Dataset START
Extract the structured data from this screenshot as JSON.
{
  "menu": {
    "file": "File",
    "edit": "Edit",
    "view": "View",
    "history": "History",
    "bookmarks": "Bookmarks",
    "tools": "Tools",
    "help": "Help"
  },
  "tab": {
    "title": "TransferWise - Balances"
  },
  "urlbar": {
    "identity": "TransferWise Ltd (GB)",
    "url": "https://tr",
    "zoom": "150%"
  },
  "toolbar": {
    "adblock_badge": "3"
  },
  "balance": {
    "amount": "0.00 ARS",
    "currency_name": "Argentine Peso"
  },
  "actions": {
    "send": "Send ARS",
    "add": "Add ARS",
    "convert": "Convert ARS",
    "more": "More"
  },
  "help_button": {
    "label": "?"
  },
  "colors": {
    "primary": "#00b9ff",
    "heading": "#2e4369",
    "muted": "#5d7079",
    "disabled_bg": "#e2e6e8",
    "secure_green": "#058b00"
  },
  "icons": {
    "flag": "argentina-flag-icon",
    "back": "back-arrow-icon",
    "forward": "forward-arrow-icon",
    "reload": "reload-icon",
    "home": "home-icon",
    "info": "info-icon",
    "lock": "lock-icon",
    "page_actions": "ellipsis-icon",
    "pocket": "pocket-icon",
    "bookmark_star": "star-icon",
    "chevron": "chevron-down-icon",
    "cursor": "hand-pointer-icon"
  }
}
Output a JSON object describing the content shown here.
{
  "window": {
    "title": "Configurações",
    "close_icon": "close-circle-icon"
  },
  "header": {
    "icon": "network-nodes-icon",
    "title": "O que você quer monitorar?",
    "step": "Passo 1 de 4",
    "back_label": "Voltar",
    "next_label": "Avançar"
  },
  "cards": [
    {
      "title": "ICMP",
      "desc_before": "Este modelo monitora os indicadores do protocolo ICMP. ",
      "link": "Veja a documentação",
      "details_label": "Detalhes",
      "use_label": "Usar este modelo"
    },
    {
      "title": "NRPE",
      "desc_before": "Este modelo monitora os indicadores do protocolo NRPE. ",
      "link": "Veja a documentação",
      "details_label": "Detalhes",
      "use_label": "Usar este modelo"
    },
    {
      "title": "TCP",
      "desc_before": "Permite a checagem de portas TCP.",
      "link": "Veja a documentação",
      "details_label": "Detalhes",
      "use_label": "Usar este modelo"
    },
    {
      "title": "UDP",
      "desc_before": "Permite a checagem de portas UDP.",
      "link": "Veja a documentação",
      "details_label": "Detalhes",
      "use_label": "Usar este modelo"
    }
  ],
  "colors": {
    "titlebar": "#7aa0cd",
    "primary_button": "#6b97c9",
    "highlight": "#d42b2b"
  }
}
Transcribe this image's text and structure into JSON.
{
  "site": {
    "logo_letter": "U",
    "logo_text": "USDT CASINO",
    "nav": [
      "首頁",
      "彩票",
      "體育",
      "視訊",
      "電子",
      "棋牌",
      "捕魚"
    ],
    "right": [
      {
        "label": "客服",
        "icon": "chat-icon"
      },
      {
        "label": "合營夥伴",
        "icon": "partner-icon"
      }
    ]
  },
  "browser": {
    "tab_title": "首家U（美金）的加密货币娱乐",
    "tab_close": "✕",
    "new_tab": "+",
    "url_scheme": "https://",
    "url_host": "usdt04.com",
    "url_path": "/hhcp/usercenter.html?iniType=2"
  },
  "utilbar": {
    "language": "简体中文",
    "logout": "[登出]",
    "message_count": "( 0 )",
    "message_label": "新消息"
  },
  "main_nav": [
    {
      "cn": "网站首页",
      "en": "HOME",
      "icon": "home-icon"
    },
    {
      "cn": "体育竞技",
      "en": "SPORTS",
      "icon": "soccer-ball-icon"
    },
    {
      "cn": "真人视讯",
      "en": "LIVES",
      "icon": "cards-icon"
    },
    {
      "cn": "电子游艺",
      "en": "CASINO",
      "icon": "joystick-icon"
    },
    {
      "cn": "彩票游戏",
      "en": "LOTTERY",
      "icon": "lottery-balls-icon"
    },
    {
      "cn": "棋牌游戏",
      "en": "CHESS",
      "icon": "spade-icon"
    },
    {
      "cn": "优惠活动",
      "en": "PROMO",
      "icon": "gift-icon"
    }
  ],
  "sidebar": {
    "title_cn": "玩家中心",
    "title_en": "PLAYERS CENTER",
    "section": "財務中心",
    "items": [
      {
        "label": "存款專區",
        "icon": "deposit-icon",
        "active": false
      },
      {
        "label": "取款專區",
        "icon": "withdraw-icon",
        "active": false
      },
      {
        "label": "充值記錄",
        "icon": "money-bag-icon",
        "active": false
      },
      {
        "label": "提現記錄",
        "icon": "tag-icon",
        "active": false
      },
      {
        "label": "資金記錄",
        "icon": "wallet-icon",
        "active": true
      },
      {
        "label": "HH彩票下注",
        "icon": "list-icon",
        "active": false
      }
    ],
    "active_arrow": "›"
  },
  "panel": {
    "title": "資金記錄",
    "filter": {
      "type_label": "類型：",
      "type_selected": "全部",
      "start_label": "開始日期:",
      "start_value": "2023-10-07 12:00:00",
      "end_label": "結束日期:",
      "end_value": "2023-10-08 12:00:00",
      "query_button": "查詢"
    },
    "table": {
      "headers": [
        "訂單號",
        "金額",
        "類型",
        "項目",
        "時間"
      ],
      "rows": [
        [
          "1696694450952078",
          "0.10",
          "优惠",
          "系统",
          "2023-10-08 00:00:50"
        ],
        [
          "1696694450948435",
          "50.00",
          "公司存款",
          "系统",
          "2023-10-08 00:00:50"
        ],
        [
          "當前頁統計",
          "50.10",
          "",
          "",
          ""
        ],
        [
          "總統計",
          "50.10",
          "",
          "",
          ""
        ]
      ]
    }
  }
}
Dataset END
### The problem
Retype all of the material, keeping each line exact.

### Task solution
Extract the structured data from this screenshot as JSON.
{
  "menu": {
    "file": "File",
    "edit": "Edit",
    "view": "View",
    "history": "History",
    "bookmarks": "Bookmarks",
    "tools": "Tools",
    "help": "Help"
  },
  "tab": {
    "title": "TransferWise - Balances"
  },
  "urlbar": {
    "identity": "TransferWise Ltd (GB)",
    "url": "https://tr",
    "zoom": "150%"
  },
  "toolbar": {
    "adblock_badge": "3"
  },
  "balance": {
    "amount": "0.00 ARS",
    "currency_name": "Argentine Peso"
  },
  "actions": {
    "send": "Send ARS",
    "add": "Add ARS",
    "convert": "Convert ARS",
    "more": "More"
  },
  "help_button": {
    "label": "?"
  },
  "colors": {
    "primary": "#00b9ff",
    "heading": "#2e4369",
    "muted": "#5d7079",
    "disabled_bg": "#e2e6e8",
    "secure_green": "#058b00"
  },
  "icons": {
    "flag": "argentina-flag-icon",
    "back": "back-arrow-icon",
    "forward": "forward-arrow-icon",
    "reload": "reload-icon",
    "home": "home-icon",
    "info": "info-icon",
    "lock": "lock-icon",
    "page_actions": "ellipsis-icon",
    "pocket": "pocket-icon",
    "bookmark_star": "star-icon",
    "chevron": "chevron-down-icon",
    "cursor": "hand-pointer-icon"
  }
}
Output a JSON object describing the content shown here.
{
  "window": {
    "title": "Configurações",
    "close_icon": "close-circle-icon"
  },
  "header": {
    "icon": "network-nodes-icon",
    "title": "O que você quer monitorar?",
    "step": "Passo 1 de 4",
    "back_label": "Voltar",
    "next_label": "Avançar"
  },
  "cards": [
    {
      "title": "ICMP",
      "desc_before": "Este modelo monitora os indicadores do protocolo ICMP. ",
      "link": "Veja a documentação",
      "details_label": "Detalhes",
      "use_label": "Usar este modelo"
    },
    {
      "title": "NRPE",
      "desc_before": "Este modelo monitora os indicadores do protocolo NRPE. ",
      "link": "Veja a documentação",
      "details_label": "Detalhes",
      "use_label": "Usar este modelo"
    },
    {
      "title": "TCP",
      "desc_before": "Permite a checagem de portas TCP.",
      "link": "Veja a documentação",
      "details_label": "Detalhes",
      "use_label": "Usar este modelo"
    },
    {
      "title": "UDP",
      "desc_before": "Permite a checagem de portas UDP.",
      "link": "Veja a documentação",
      "details_label": "Detalhes",
      "use_label": "Usar este modelo"
    }
  ],
  "colors": {
    "titlebar": "#7aa0cd",
    "primary_button": "#6b97c9",
    "highlight": "#d42b2b"
  }
}
Transcribe this image's text and structure into JSON.
{
  "site": {
    "logo_letter": "U",
    "logo_text": "USDT CASINO",
    "nav": [
      "首頁",
      "彩票",
      "體育",
      "視訊",
      "電子",
      "棋牌",
      "捕魚"
    ],
    "right": [
      {
        "label": "客服",
        "icon": "chat-icon"
      },
      {
        "label": "合營夥伴",
        "icon": "partner-icon"
      }
    ]
  },
  "browser": {
    "tab_title": "首家U（美金）的加密货币娱乐",
    "tab_close": "✕",
    "new_tab": "+",
    "url_scheme": "https://",
    "url_host": "usdt04.com",
    "url_path": "/hhcp/usercenter.html?iniType=2"
  },
  "utilbar": {
    "language": "简体中文",
    "logout": "[登出]",
    "message_count": "( 0 )",
    "message_label": "新消息"
  },
  "main_nav": [
    {
      "cn": "网站首页",
      "en": "HOME",
      "icon": "home-icon"
    },
    {
      "cn": "体育竞技",
      "en": "SPORTS",
      "icon": "soccer-ball-icon"
    },
    {
      "cn": "真人视讯",
      "en": "LIVES",
      "icon": "cards-icon"
    },
    {
      "cn": "电子游艺",
      "en": "CASINO",
      "icon": "joystick-icon"
    },
    {
      "cn": "彩票游戏",
      "en": "LOTTERY",
      "icon": "lottery-balls-icon"
    },
    {
      "cn": "棋牌游戏",
      "en": "CHESS",
      "icon": "spade-icon"
    },
    {
      "cn": "优惠活动",
      "en": "PROMO",
      "icon": "gift-icon"
    }
  ],
  "sidebar": {
    "title_cn": "玩家中心",
    "title_en": "PLAYERS CENTER",
    "section": "財務中心",
    "items": [
      {
        "label": "存款專區",
        "icon": "deposit-icon",
        "active": false
      },
      {
        "label": "取款專區",
        "icon": "withdraw-icon",
        "active": false
      },
      {
        "label": "充值記錄",
        "icon": "money-bag-icon",
        "active": false
      },
      {
        "label": "提現記錄",
        "icon": "tag-icon",
        "active": false
      },
      {
        "label": "資金記錄",
        "icon": "wallet-icon",
        "active": true
      },
      {
        "label": "HH彩票下注",
        "icon": "list-icon",
        "active": false
      }
    ],
    "active_arrow": "›"
  },
  "panel": {
    "title": "資金記錄",
    "filter": {
      "type_label": "類型：",
      "type_selected": "全部",
      "start_label": "開始日期:",
      "start_value": "2023-10-07 12:00:00",
      "end_label": "結束日期:",
      "end_value": "2023-10-08 12:00:00",
      "query_button": "查詢"
    },
    "table": {
      "headers": [
        "訂單號",
        "金額",
        "類型",
        "項目",
        "時間"
      ],
      "rows": [
        [
          "1696694450952078",
          "0.10",
          "优惠",
          "系统",
          "2023-10-08 00:00:50"
        ],
        [
          "1696694450948435",
          "50.00",
          "公司存款",
          "系统",
          "2023-10-08 00:00:50"
        ],
        [
          "當前頁統計",
          "50.10",
          "",
          "",
          ""
        ],
        [
          "總統計",
          "50.10",
          "",
          "",
          ""
        ]
      ]
    }
  }
}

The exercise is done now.